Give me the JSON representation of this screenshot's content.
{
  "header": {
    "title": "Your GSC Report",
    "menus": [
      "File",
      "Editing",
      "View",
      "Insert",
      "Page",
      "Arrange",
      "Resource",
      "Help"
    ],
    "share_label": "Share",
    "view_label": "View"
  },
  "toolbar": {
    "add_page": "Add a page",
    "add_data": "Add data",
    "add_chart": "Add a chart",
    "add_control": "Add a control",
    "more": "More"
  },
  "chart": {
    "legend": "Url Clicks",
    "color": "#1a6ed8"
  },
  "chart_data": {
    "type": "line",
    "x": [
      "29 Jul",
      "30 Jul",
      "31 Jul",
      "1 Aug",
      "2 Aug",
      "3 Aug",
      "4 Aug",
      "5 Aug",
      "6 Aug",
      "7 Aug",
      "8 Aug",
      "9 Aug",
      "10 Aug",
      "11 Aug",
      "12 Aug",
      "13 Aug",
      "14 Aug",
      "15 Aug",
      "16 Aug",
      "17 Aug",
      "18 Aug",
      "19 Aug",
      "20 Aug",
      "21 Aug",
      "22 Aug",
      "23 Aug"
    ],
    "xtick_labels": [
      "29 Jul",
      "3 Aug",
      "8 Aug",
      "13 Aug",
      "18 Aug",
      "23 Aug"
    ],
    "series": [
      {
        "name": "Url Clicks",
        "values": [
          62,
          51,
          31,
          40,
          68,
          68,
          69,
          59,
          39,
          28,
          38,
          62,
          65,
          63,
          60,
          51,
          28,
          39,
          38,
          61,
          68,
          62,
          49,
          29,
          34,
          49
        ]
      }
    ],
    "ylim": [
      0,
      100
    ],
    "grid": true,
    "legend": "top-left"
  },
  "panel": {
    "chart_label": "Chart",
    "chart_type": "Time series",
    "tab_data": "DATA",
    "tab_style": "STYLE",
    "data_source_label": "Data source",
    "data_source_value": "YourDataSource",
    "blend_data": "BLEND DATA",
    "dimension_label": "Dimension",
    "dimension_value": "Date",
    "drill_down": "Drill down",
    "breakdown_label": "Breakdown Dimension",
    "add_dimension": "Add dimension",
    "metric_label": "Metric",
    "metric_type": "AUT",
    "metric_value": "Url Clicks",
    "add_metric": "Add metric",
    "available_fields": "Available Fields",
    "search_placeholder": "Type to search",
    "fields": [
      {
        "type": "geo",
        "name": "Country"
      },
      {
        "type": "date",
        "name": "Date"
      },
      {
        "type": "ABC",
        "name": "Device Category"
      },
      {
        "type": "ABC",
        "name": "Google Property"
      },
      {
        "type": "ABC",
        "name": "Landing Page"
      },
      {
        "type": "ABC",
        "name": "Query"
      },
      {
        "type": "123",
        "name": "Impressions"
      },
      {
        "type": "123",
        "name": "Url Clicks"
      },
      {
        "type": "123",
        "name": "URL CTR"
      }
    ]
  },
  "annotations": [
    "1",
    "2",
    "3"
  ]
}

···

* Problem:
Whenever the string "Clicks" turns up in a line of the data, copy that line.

* The answer:
    "legend": "Url Clicks",
        "name": "Url Clicks",
    "metric_value": "Url Clicks",
        "name": "Url Clicks"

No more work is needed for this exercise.